Co-authored by Dr. Leah M. Devlin, State Health Director, North Carolina Department of Health and Human Services, and Dr. Howard Frumkin, Director, National Center for Environmental Health/Agency for Toxic Substances and Disease Registry

RALEIGH — In the next few days, two public health agencies will begin a study of a potentially hazardous chemical in North Carolina . The agencies are the state Department of Health and Human Services and the federal Agency for Toxic Substances and Disease Registry. The chemical is toluene diisocyanate, or TDI.

TDI is used to make many products we use every day, such as building insulation and varnishes. In North Carolina , TDI is used to make polyurethane foam that is used in furniture, automobiles and other products. Unfortunately, TDI can be hazardous. It is an irritating chemical, and with repeated exposure workers become sensitized to TDI — much like developing an allergy — and they may develop asthma. In fact, a government warning has been in place for more than a decade: “Workers exposed to diisocyanates may develop serious or fatal respiratory disease.”

Careful work practices limit workers' exposures to TDI, and protect their health. As a result, work-related TDI respiratory disease is far less common today than in past years.

But the workplace is not the only place people can encounter TDI. In theory, TDI can spread from factories into nearby neighborhoods. If this were to happen, the people living there — including children, the elderly, and people with lung disease — could be exposed. Some of these people are especially vulnerable. TDI exposure could threaten their health.

We have no evidence that such community exposures are happening in North Carolina . However, because there were indications of exactly this problem several years ago near a now-closed plant that used TDI, we believe the prudent step is to check. For example, if you live in a house with lead paint, your doctor might check your blood to see if you are being exposed to lead. The TDI situation is similar.

This is the first scientific study to investigate TDI exposure in communities. We hope to find that nobody is exposed, and that nobody's health is threatened. But if there is a problem, health professionals, community members, and the companies need to know it. Only then can they take steps to protect the public.

Participation in the study is completely voluntary and confidential. People who choose to participate will not only learn about their own respiratory health. They will also help scientists understand how TDI exposure may affect other communities around the country and even in other parts of the world.

Some have objected to this study. They claim that the scientific design is poor, that the techniques for measuring TDI in the air and TDI antibodies in people's blood are unreliable. They are mistaken.

This study was designed by state and federal health scientists, and reviewed and approved by outside experts with no financial interest in the subject. The measurement techniques represent the latest and best available methods; in fact, the very same techniques are used in university, government, and industry studies of TDI.

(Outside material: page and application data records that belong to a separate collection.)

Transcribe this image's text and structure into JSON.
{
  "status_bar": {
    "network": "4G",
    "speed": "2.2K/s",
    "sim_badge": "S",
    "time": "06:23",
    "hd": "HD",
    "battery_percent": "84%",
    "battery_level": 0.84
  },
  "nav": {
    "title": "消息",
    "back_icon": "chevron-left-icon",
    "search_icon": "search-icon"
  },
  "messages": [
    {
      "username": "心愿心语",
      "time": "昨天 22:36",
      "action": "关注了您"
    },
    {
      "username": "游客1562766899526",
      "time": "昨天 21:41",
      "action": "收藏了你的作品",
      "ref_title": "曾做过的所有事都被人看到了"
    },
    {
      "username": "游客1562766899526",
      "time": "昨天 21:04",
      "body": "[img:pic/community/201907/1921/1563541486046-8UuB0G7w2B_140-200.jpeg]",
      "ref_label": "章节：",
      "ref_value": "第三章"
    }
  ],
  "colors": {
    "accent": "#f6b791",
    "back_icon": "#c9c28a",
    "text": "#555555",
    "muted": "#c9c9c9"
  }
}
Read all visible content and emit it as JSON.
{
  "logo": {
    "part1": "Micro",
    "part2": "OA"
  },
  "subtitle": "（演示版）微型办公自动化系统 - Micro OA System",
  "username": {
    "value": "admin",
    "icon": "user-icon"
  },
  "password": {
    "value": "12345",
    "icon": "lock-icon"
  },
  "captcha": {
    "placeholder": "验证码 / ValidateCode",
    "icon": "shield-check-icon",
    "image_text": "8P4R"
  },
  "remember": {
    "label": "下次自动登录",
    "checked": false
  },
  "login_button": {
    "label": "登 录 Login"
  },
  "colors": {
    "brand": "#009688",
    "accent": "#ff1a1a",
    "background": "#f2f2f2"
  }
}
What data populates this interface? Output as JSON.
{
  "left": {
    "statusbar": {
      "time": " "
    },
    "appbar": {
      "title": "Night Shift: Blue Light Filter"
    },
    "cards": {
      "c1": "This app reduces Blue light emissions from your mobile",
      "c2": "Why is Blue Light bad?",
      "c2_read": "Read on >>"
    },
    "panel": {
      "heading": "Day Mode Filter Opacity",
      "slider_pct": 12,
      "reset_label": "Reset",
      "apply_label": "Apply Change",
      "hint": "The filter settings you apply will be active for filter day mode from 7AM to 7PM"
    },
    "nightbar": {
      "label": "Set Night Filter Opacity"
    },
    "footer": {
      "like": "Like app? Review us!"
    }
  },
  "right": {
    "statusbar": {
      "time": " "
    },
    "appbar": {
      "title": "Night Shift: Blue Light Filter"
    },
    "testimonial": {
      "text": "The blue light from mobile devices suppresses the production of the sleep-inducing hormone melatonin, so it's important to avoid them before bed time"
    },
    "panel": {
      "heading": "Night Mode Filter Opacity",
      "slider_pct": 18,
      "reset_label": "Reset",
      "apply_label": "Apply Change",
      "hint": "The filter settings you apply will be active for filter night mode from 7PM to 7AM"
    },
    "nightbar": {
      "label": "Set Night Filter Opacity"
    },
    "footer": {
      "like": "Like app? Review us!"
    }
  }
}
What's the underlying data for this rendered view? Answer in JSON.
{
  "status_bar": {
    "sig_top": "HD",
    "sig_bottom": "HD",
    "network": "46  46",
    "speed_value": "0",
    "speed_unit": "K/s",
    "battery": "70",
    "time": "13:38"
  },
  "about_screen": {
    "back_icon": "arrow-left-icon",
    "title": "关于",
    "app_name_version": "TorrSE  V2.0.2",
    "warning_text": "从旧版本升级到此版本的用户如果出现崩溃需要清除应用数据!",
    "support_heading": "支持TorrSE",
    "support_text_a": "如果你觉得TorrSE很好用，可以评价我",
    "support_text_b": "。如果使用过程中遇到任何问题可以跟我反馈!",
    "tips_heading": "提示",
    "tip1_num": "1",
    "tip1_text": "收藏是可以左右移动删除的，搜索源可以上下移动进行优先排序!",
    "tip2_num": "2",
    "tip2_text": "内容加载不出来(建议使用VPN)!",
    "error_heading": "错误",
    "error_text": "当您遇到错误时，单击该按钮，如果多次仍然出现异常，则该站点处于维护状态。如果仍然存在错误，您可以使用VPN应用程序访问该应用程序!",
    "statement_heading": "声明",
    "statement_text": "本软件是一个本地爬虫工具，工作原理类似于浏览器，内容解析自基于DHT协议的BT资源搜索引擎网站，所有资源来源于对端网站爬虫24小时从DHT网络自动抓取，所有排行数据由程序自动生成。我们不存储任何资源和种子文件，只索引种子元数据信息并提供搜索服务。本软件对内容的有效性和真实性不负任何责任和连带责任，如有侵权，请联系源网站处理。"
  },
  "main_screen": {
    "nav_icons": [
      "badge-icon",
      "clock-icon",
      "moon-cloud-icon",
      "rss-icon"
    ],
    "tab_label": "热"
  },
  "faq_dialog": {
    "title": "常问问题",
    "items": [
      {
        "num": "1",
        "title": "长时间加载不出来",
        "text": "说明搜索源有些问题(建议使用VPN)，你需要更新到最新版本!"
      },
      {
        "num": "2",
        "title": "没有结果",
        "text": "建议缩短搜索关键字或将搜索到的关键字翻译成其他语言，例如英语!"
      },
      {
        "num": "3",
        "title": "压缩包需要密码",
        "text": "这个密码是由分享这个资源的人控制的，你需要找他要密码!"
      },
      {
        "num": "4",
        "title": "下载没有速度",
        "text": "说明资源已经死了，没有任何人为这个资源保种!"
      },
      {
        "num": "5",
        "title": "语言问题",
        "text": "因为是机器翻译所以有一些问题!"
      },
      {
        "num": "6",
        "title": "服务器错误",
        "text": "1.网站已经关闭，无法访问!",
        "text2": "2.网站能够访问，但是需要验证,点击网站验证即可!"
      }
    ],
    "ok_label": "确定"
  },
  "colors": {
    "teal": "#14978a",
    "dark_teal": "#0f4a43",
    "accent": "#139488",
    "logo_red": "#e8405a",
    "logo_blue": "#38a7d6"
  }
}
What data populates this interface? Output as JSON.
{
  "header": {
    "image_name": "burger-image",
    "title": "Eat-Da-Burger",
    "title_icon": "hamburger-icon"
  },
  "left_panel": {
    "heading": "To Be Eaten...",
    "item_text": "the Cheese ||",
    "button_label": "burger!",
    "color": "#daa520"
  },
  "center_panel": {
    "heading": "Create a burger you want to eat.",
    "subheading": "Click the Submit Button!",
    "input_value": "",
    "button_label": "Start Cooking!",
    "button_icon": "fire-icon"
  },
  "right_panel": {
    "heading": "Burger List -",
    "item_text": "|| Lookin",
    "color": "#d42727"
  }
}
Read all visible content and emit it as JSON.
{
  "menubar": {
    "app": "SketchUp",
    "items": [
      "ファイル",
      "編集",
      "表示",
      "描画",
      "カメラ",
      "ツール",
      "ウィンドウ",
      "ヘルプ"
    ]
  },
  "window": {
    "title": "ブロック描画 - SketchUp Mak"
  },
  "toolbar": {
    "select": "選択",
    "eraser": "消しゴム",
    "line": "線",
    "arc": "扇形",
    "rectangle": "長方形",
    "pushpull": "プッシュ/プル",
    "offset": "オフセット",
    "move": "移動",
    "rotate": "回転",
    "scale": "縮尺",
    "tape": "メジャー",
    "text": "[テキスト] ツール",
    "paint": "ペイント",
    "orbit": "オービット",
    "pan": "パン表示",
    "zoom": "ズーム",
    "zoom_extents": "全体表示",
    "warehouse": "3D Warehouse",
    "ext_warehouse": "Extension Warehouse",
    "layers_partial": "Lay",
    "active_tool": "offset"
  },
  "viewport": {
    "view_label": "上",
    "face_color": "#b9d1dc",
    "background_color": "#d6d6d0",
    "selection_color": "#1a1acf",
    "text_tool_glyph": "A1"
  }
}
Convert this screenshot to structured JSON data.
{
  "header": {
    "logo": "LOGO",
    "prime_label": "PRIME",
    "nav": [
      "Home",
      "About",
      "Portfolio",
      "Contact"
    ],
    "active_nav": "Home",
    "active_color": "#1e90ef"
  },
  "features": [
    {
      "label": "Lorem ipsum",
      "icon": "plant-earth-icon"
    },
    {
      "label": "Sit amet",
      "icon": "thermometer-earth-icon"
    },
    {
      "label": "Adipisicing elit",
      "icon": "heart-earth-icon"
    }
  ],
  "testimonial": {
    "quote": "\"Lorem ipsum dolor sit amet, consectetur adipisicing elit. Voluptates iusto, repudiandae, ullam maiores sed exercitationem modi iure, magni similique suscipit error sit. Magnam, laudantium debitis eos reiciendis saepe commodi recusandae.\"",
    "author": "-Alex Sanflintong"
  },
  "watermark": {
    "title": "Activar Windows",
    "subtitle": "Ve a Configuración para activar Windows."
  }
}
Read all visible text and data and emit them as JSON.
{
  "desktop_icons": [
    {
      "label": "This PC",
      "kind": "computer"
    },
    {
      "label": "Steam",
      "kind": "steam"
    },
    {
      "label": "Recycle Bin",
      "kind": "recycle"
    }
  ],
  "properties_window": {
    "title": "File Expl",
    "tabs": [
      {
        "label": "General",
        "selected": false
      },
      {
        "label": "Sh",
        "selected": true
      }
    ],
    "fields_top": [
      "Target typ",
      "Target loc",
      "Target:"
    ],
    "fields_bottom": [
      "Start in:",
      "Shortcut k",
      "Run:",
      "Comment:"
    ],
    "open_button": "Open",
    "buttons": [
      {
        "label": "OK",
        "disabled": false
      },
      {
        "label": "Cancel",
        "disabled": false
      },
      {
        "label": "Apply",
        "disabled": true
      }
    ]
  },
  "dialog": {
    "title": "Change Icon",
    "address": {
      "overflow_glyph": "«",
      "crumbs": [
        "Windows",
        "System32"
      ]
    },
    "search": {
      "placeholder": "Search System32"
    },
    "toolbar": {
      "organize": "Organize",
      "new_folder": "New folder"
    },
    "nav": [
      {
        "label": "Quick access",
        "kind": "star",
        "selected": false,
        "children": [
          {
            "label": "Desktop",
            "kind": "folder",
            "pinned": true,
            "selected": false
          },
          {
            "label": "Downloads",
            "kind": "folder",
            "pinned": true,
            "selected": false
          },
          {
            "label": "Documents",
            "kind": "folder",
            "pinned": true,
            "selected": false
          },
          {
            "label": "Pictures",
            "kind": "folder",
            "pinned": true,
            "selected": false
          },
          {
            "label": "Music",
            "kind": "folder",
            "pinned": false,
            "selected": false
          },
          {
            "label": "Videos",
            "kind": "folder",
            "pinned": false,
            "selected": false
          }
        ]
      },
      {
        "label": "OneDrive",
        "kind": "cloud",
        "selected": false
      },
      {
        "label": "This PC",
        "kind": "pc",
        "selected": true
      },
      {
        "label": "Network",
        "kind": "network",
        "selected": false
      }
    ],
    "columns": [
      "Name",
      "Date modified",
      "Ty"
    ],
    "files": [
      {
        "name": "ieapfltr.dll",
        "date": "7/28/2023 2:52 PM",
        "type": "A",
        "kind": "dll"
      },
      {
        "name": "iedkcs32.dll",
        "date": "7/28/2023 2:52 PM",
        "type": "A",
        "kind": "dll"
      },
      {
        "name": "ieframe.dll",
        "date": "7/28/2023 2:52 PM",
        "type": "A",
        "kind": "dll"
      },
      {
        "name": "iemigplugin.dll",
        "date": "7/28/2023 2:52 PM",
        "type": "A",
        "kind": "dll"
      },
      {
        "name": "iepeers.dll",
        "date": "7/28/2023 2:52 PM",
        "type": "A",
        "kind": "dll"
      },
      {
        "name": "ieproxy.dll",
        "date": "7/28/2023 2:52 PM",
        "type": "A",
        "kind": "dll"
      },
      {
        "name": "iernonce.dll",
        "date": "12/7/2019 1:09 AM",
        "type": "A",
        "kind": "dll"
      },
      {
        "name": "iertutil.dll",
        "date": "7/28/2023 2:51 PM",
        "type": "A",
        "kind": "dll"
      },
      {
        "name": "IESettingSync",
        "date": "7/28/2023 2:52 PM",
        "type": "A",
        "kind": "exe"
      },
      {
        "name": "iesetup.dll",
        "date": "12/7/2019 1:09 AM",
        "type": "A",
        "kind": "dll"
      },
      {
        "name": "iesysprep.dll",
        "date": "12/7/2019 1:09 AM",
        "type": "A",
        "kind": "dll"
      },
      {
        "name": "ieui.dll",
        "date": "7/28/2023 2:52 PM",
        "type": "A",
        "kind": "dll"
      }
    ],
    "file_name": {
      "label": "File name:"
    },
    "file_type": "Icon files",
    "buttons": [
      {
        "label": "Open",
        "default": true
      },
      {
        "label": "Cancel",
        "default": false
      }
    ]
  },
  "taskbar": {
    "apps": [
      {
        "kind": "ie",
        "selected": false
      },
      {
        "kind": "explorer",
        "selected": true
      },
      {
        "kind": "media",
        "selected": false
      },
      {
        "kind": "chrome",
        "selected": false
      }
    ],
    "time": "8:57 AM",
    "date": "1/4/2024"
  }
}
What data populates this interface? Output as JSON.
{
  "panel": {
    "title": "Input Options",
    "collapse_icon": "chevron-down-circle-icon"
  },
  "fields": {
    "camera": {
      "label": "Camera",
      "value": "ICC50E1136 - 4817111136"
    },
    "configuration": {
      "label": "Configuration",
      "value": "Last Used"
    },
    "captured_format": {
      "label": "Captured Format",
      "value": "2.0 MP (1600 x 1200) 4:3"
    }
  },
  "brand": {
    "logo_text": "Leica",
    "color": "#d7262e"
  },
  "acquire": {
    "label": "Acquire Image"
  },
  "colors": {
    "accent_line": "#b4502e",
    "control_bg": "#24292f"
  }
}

Good health is a precious gift. Good health means we can fully enjoy our families, our homes, and our communities, and live our lives to the fullest. To protect health, we need solid facts, based on sound science. And to gather these facts, we need to work together — community members, scientists, health professionals, and the agencies responsible for protecting the public.

We hope you will take time to learn about the study, and, if you live in one of the study areas, to participate. To find out more about this important study, we invite you to visit www.ncpublichealth.com or telephone the North Carolina CARE-LINE Information and Referral Service at 1-800-662-7030 (TTY for the hearing impaired: 1-877-452-2514).


MEDIA NOTE: The direct link to the TDI study web site is www.epi.state.nc.us/epi/oee/tdi.html.

Public Affairs Office
101 Blair Drive, Raleigh, NC 27603
FAX (919)733-7447

Debbie Crane